KUSA – Judith Wilson holds onto the memories of her son before the cycle began.
“This is one of my favorites,” Wilson said, flipping through photos of her son, Forrest. “He was born with a full head of auburn hair.”
Forrest is now 23.
“From [the age of] five until now, he’s been dealing with the bipolar and trying to find the right medicines,” Wilson said. “He’ll become delusional and then the mania sets in.”
Wilson said her son has been placed on a 72-hour mental health hold so many times, it’s almost become routine.
“I’ve lost count,” Wilson said. “It’s a dozen or more.”
Under Colorado law, police and health care professionals can place someone on an M1 hold if they appear to be mentally ill and an imminent danger to themselves and others. Wilson said she feels stuck in the M1 hold cycle.

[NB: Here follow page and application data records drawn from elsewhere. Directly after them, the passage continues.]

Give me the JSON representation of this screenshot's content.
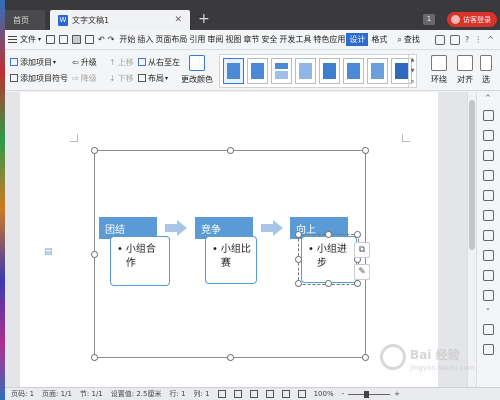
{
  "titlebar": {
    "home_tab": "首页",
    "doc_tab": "文字文稿1",
    "doc_icon": "W",
    "close_glyph": "✕",
    "add_glyph": "+",
    "window_count": "1",
    "login_label": "访客登录"
  },
  "menubar": {
    "file_label": "文件",
    "tabs": [
      "开始",
      "插入",
      "页面布局",
      "引用",
      "审阅",
      "视图",
      "章节",
      "安全",
      "开发工具",
      "特色应用",
      "设计",
      "格式"
    ],
    "active_tab": "设计",
    "search_label": "查找",
    "right_glyphs": [
      "?",
      "⋮",
      "^"
    ]
  },
  "ribbon": {
    "add_item": "添加项目",
    "add_bullet": "添加项目符号",
    "upgrade": "升级",
    "downgrade": "降级",
    "move_up": "上移",
    "move_down": "下移",
    "rtl": "从右至左",
    "layout": "布局",
    "change_color": "更改颜色",
    "wrap": "环绕",
    "align": "对齐",
    "select_pane": "选"
  },
  "smartart": {
    "nodes": [
      {
        "title": "团结",
        "body": "小组合作"
      },
      {
        "title": "竞争",
        "body": "小组比赛"
      },
      {
        "title": "向上",
        "body": "小组进步"
      }
    ]
  },
  "statusbar": {
    "page": "页码: 1",
    "pages": "页面: 1/1",
    "section": "节: 1/1",
    "setting": "设置值: 2.5厘米",
    "row": "行: 1",
    "col": "列: 1",
    "zoom": "100%",
    "zoom_minus": "-",
    "zoom_plus": "+"
  },
  "watermark": {
    "line1": "Bai 经验",
    "line2": "jingyan.baidu.com"
  },
  "colors": {
    "accent": "#2c6bd0",
    "node_blue": "#5b9bd5",
    "arrow": "#a9c4e6",
    "login_red": "#d9342b"
  }
}
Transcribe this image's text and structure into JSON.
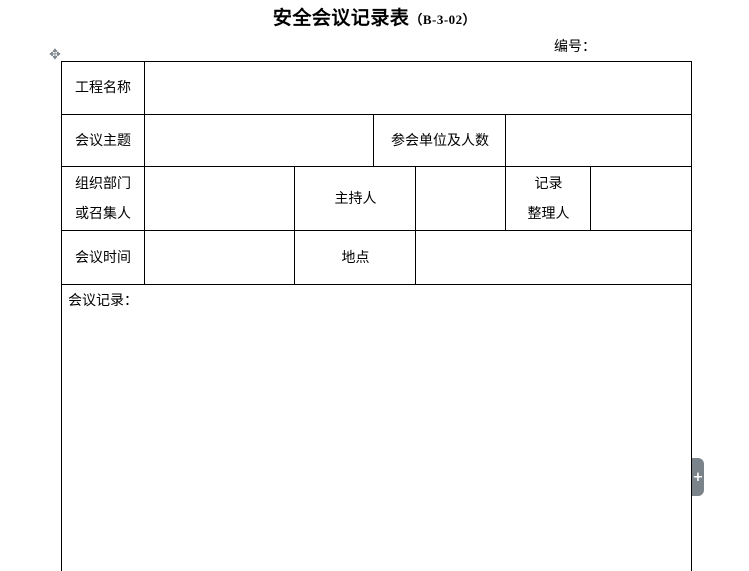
{
  "document": {
    "title": "安全会议记录表",
    "form_code": "（B-3-02）",
    "serial_label": "编号：",
    "serial_value": ""
  },
  "form": {
    "project_name_label": "工程名称",
    "project_name_value": "",
    "meeting_topic_label": "会议主题",
    "meeting_topic_value": "",
    "attendees_label": "参会单位及人数",
    "attendees_value": "",
    "organizer_label_line1": "组织部门",
    "organizer_label_line2": "或召集人",
    "organizer_value": "",
    "host_label": "主持人",
    "host_value": "",
    "recorder_label_line1": "记录",
    "recorder_label_line2": "整理人",
    "recorder_value": "",
    "meeting_time_label": "会议时间",
    "meeting_time_value": "",
    "location_label": "地点",
    "location_value": "",
    "minutes_label": "会议记录：",
    "minutes_value": ""
  },
  "icons": {
    "table_move_handle": "move-icon",
    "side_expand_tab": "plus-icon"
  }
}
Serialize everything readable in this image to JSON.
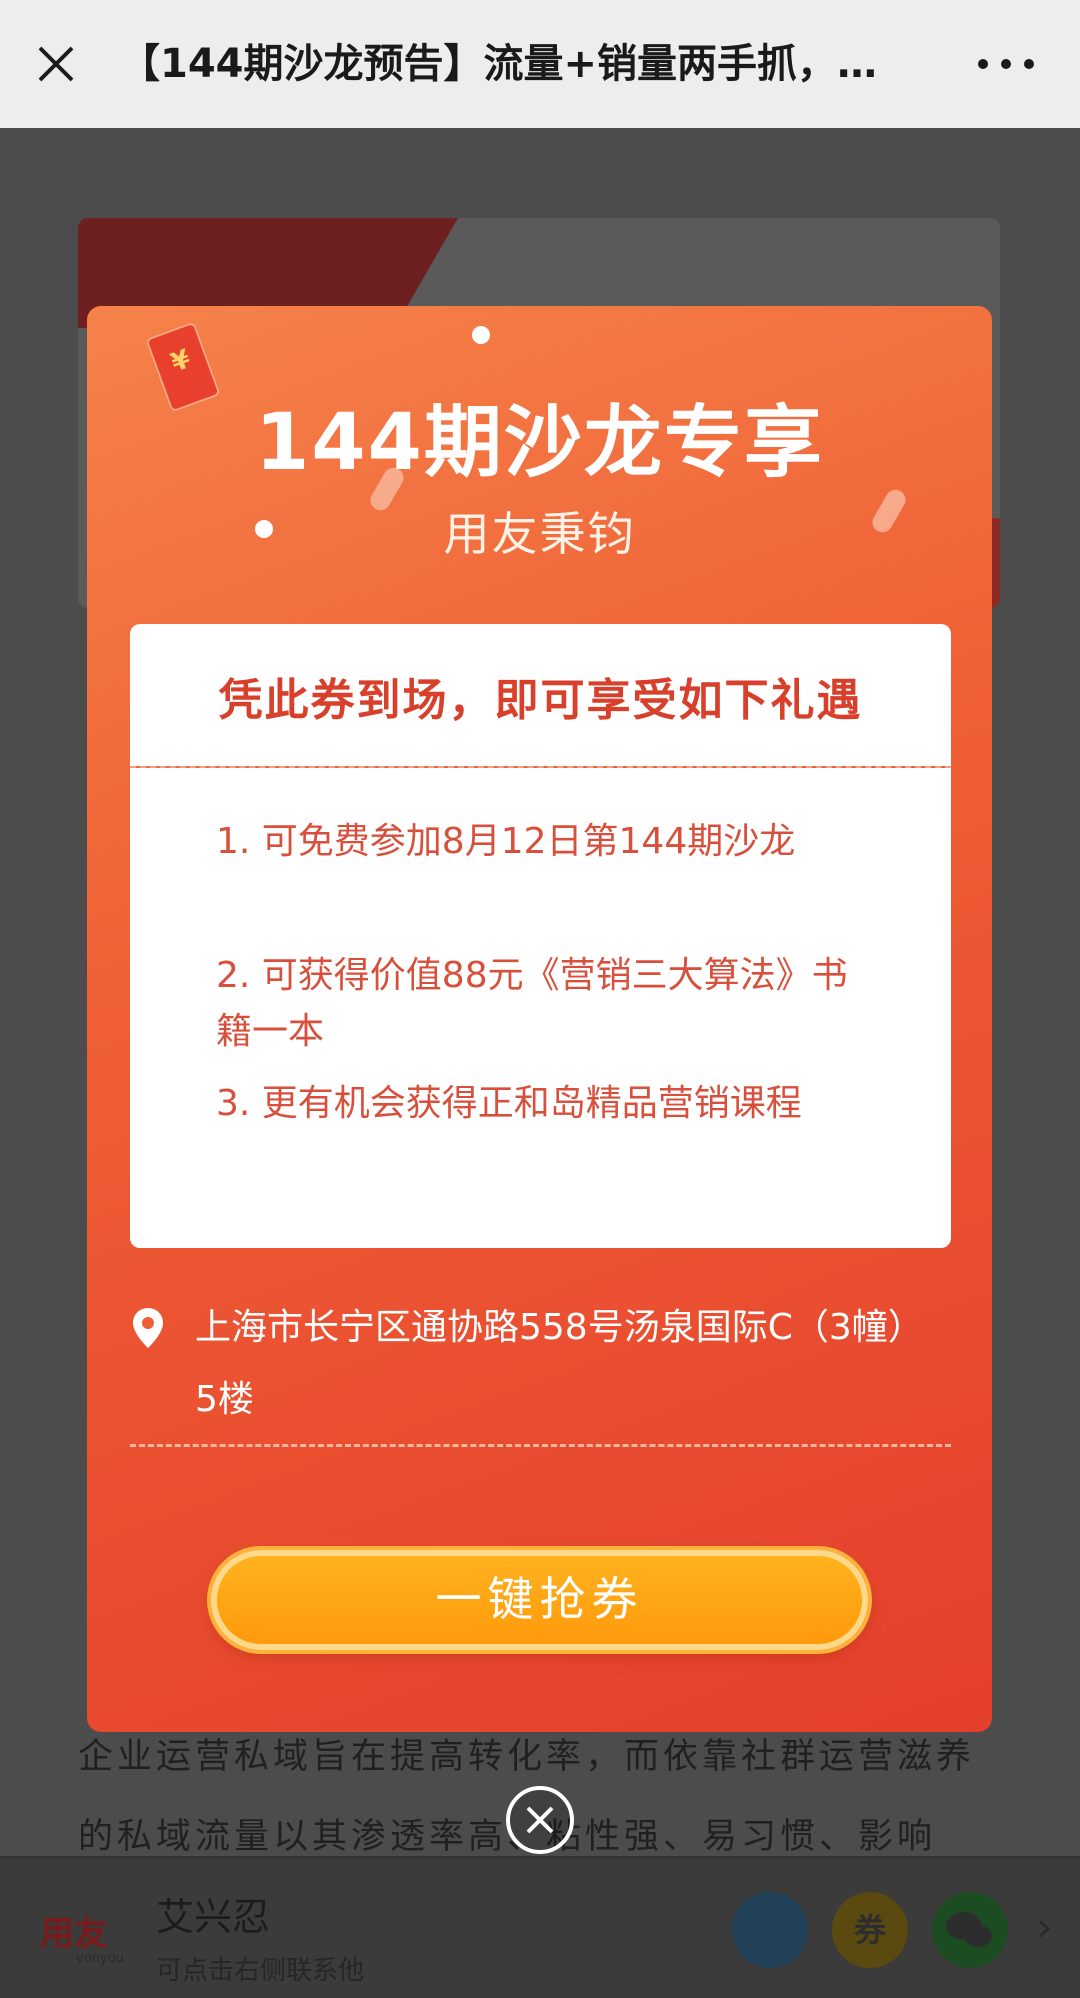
{
  "topbar": {
    "title": "【144期沙龙预告】流量+销量两手抓，…"
  },
  "article": {
    "lines": [
      "企业运营私域旨在提高转化率，而依靠社群运营滋养",
      "的私域流量以其渗透率高、粘性强、易习惯、影响"
    ]
  },
  "coupon": {
    "title": "144期沙龙专享",
    "subtitle": "用友秉钧",
    "envelope_symbol": "¥",
    "ticket_heading": "凭此券到场，即可享受如下礼遇",
    "items": [
      "1. 可免费参加8月12日第144期沙龙",
      "2. 可获得价值88元《营销三大算法》书籍一本",
      "3. 更有机会获得正和岛精品营销课程"
    ],
    "address": "上海市长宁区通协路558号汤泉国际C（3幢）5楼",
    "button_label": "一键抢券"
  },
  "bottombar": {
    "logo_text": "用友",
    "logo_sub": "yonyou",
    "contact_name": "艾兴忍",
    "contact_hint": "可点击右侧联系他",
    "coupon_icon_text": "券"
  },
  "icons": {
    "close": "close-icon",
    "more": "more-icon",
    "location": "location-pin-icon",
    "modal_close": "circle-close-icon",
    "wechat": "wechat-icon",
    "avatar": "avatar-icon",
    "chevron": "chevron-right-icon"
  },
  "colors": {
    "topbar_bg": "#ededed",
    "coupon_orange": "#ef5f35",
    "coupon_red": "#e43f2c",
    "ticket_text": "#d8402b",
    "button_orange": "#ffa414"
  }
}
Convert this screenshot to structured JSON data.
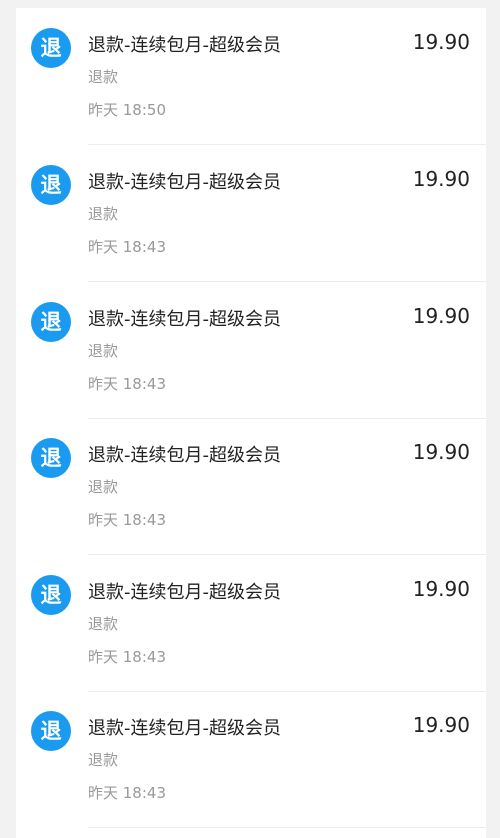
{
  "transactions": [
    {
      "icon_label": "退",
      "title": "退款-连续包月-超级会员",
      "type": "退款",
      "time": "昨天 18:50",
      "amount": "19.90"
    },
    {
      "icon_label": "退",
      "title": "退款-连续包月-超级会员",
      "type": "退款",
      "time": "昨天 18:43",
      "amount": "19.90"
    },
    {
      "icon_label": "退",
      "title": "退款-连续包月-超级会员",
      "type": "退款",
      "time": "昨天 18:43",
      "amount": "19.90"
    },
    {
      "icon_label": "退",
      "title": "退款-连续包月-超级会员",
      "type": "退款",
      "time": "昨天 18:43",
      "amount": "19.90"
    },
    {
      "icon_label": "退",
      "title": "退款-连续包月-超级会员",
      "type": "退款",
      "time": "昨天 18:43",
      "amount": "19.90"
    },
    {
      "icon_label": "退",
      "title": "退款-连续包月-超级会员",
      "type": "退款",
      "time": "昨天 18:43",
      "amount": "19.90"
    }
  ],
  "colors": {
    "icon_background": "#1a9bf0",
    "primary_text": "#222222",
    "secondary_text": "#999999"
  }
}
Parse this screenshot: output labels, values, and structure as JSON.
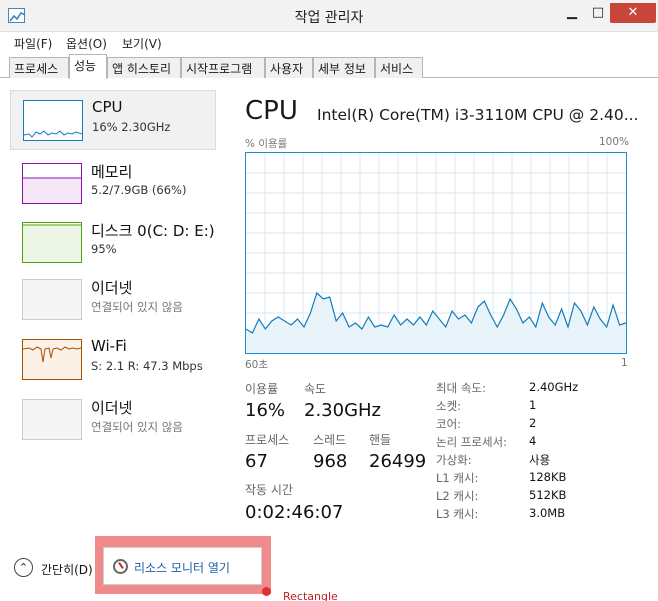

“We’re just M1 hold, [he] comes home for a little bit, does all right, ends up on an M1 hold again.”
Sometimes, Wilson worries her son isn’t ready to come home after the three-day, M1 hold. One facility, she said, offered to drop Forrest off at a homeless shelter if Wilson didn’t want to take him home.
“Which isn’t an option,” Wilson said. “It shouldn’t be that way.”
Wilson supports a new bill that would help people experiencing a mental health emergency get access to treatment and housing.
“Senate Bill 270 would create a transition specialist program to help people who are exiting hospitals or other facilities after mental health emergencies,” explained Andrew Romanoff.
Romanoff is president and CEO of Mental Health Colorado which is backing the proposal that was introduced last Friday with bipartisan support.
“This bill would provide assistance in access to healthcare and housing, residential placement in some cases, supportive services and it would also direct the state to actually get a handle on this population,” Romanoff said.
Under the bill, the Office of Behavioral Health would be tasked to come up with a plan for expanding access to transitional services for individuals experiencing a mental health emergency. Romanoff said more than 35,000 Coloradans could use that kind of help.
“This is not just a statistical crisis. It’s profoundly personal,” Romanoff said. “I lost my closest relative to suicide three years ago in part because of a mental illness that we didn’t detect or diagnosis or treat.”
If the bill passes, $3.5 million would go to the program in its first year. Judith Wilson said she is hopeful it will help her son.
“It would help him with situations if he’s not doing very well and can’t come home, he would have a place to go,” she said. “They would help with housing. They would help with residential treatment.”
Senate Bill 270 will go up for a vote in a Senate committee sometime in the next week.
Originally appeared on 9News.